> _Your goal_
In the records, each line holding "Business" must be reported.

[Dataset records]
+++

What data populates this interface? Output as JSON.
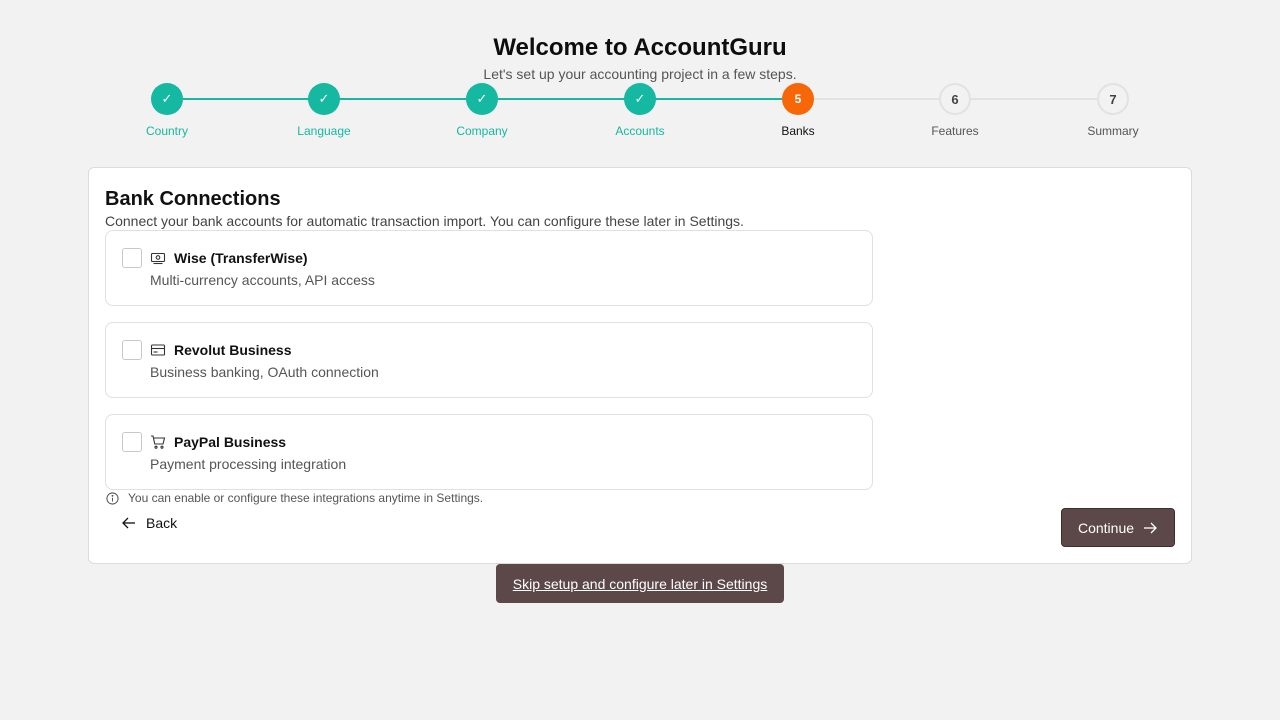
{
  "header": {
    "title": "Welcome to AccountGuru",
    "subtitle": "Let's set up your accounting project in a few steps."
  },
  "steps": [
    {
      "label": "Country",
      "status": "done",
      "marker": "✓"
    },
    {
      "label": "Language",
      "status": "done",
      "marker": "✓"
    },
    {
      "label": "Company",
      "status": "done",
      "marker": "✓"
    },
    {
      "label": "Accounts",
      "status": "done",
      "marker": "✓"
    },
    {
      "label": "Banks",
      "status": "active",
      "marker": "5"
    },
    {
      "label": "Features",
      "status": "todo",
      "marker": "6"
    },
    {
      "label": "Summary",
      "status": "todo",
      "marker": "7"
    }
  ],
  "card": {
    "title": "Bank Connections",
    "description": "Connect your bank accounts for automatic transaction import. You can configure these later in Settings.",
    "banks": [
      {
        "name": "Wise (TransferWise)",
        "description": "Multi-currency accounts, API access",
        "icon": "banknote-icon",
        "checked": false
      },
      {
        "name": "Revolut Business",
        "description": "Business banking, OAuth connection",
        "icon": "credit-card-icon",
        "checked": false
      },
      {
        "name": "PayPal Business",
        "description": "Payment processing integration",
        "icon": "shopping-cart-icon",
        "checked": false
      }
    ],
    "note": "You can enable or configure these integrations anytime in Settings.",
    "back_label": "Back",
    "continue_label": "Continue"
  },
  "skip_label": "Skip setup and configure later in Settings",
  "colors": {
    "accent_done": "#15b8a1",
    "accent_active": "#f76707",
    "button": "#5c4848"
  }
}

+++

> _Solved exercise_
        "name": "Revolut Business",
        "description": "Business banking, OAuth connection",
        "name": "PayPal Business",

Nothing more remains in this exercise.